* Goal of the exercise: All records below are to be repeated precisely, with nothing added.

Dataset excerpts
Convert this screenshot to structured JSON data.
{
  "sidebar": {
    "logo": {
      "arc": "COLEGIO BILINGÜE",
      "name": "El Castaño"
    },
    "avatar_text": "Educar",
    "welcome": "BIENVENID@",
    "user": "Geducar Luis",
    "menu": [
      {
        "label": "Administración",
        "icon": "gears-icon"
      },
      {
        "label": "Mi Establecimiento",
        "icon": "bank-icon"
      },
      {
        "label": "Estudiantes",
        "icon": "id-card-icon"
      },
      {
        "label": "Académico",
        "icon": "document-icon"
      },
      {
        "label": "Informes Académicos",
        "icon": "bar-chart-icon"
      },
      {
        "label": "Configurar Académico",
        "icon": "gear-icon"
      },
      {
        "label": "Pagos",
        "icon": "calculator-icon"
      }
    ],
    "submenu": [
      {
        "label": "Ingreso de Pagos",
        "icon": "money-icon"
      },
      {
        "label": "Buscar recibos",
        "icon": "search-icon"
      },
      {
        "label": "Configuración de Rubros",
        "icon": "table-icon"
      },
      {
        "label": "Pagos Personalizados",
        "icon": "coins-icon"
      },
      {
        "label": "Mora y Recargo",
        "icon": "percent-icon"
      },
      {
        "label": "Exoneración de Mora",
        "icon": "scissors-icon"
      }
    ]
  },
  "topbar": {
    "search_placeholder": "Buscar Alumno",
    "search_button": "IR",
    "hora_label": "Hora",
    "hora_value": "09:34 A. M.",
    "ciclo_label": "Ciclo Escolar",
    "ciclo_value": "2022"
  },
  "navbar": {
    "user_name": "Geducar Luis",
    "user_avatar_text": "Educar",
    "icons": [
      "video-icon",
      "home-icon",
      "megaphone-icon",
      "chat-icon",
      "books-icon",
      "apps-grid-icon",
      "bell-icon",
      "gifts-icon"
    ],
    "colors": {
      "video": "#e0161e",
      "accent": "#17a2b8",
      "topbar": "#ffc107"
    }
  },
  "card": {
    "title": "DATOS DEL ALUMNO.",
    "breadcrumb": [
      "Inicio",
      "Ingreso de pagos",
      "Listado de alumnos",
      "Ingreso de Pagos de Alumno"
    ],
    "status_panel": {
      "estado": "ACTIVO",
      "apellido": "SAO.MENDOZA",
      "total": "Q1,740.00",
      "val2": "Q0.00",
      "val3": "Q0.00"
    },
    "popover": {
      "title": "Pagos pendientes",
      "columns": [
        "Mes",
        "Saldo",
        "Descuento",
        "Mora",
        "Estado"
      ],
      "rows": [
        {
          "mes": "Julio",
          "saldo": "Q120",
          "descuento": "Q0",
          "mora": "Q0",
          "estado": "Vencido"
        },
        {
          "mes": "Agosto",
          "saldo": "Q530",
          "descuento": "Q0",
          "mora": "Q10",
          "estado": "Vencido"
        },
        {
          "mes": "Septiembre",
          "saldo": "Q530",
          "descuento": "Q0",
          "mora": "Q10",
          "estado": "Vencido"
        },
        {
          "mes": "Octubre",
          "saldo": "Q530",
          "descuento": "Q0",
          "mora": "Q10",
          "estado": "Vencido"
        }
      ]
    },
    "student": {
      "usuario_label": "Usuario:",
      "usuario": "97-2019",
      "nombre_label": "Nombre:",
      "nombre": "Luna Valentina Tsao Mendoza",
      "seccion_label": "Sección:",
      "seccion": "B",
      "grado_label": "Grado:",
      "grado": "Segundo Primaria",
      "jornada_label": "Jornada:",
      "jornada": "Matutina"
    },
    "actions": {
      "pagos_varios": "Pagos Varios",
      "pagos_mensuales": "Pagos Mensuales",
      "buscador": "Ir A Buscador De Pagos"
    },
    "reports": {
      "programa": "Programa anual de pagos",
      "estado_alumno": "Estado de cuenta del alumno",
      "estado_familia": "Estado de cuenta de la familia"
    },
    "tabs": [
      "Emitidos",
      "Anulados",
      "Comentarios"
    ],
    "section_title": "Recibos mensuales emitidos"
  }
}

* The completed task:
Convert this screenshot to structured JSON data.
{
  "sidebar": {
    "logo": {
      "arc": "COLEGIO BILINGÜE",
      "name": "El Castaño"
    },
    "avatar_text": "Educar",
    "welcome": "BIENVENID@",
    "user": "Geducar Luis",
    "menu": [
      {
        "label": "Administración",
        "icon": "gears-icon"
      },
      {
        "label": "Mi Establecimiento",
        "icon": "bank-icon"
      },
      {
        "label": "Estudiantes",
        "icon": "id-card-icon"
      },
      {
        "label": "Académico",
        "icon": "document-icon"
      },
      {
        "label": "Informes Académicos",
        "icon": "bar-chart-icon"
      },
      {
        "label": "Configurar Académico",
        "icon": "gear-icon"
      },
      {
        "label": "Pagos",
        "icon": "calculator-icon"
      }
    ],
    "submenu": [
      {
        "label": "Ingreso de Pagos",
        "icon": "money-icon"
      },
      {
        "label": "Buscar recibos",
        "icon": "search-icon"
      },
      {
        "label": "Configuración de Rubros",
        "icon": "table-icon"
      },
      {
        "label": "Pagos Personalizados",
        "icon": "coins-icon"
      },
      {
        "label": "Mora y Recargo",
        "icon": "percent-icon"
      },
      {
        "label": "Exoneración de Mora",
        "icon": "scissors-icon"
      }
    ]
  },
  "topbar": {
    "search_placeholder": "Buscar Alumno",
    "search_button": "IR",
    "hora_label": "Hora",
    "hora_value": "09:34 A. M.",
    "ciclo_label": "Ciclo Escolar",
    "ciclo_value": "2022"
  },
  "navbar": {
    "user_name": "Geducar Luis",
    "user_avatar_text": "Educar",
    "icons": [
      "video-icon",
      "home-icon",
      "megaphone-icon",
      "chat-icon",
      "books-icon",
      "apps-grid-icon",
      "bell-icon",
      "gifts-icon"
    ],
    "colors": {
      "video": "#e0161e",
      "accent": "#17a2b8",
      "topbar": "#ffc107"
    }
  },
  "card": {
    "title": "DATOS DEL ALUMNO.",
    "breadcrumb": [
      "Inicio",
      "Ingreso de pagos",
      "Listado de alumnos",
      "Ingreso de Pagos de Alumno"
    ],
    "status_panel": {
      "estado": "ACTIVO",
      "apellido": "SAO.MENDOZA",
      "total": "Q1,740.00",
      "val2": "Q0.00",
      "val3": "Q0.00"
    },
    "popover": {
      "title": "Pagos pendientes",
      "columns": [
        "Mes",
        "Saldo",
        "Descuento",
        "Mora",
        "Estado"
      ],
      "rows": [
        {
          "mes": "Julio",
          "saldo": "Q120",
          "descuento": "Q0",
          "mora": "Q0",
          "estado": "Vencido"
        },
        {
          "mes": "Agosto",
          "saldo": "Q530",
          "descuento": "Q0",
          "mora": "Q10",
          "estado": "Vencido"
        },
        {
          "mes": "Septiembre",
          "saldo": "Q530",
          "descuento": "Q0",
          "mora": "Q10",
          "estado": "Vencido"
        },
        {
          "mes": "Octubre",
          "saldo": "Q530",
          "descuento": "Q0",
          "mora": "Q10",
          "estado": "Vencido"
        }
      ]
    },
    "student": {
      "usuario_label": "Usuario:",
      "usuario": "97-2019",
      "nombre_label": "Nombre:",
      "nombre": "Luna Valentina Tsao Mendoza",
      "seccion_label": "Sección:",
      "seccion": "B",
      "grado_label": "Grado:",
      "grado": "Segundo Primaria",
      "jornada_label": "Jornada:",
      "jornada": "Matutina"
    },
    "actions": {
      "pagos_varios": "Pagos Varios",
      "pagos_mensuales": "Pagos Mensuales",
      "buscador": "Ir A Buscador De Pagos"
    },
    "reports": {
      "programa": "Programa anual de pagos",
      "estado_alumno": "Estado de cuenta del alumno",
      "estado_familia": "Estado de cuenta de la familia"
    },
    "tabs": [
      "Emitidos",
      "Anulados",
      "Comentarios"
    ],
    "section_title": "Recibos mensuales emitidos"
  }
}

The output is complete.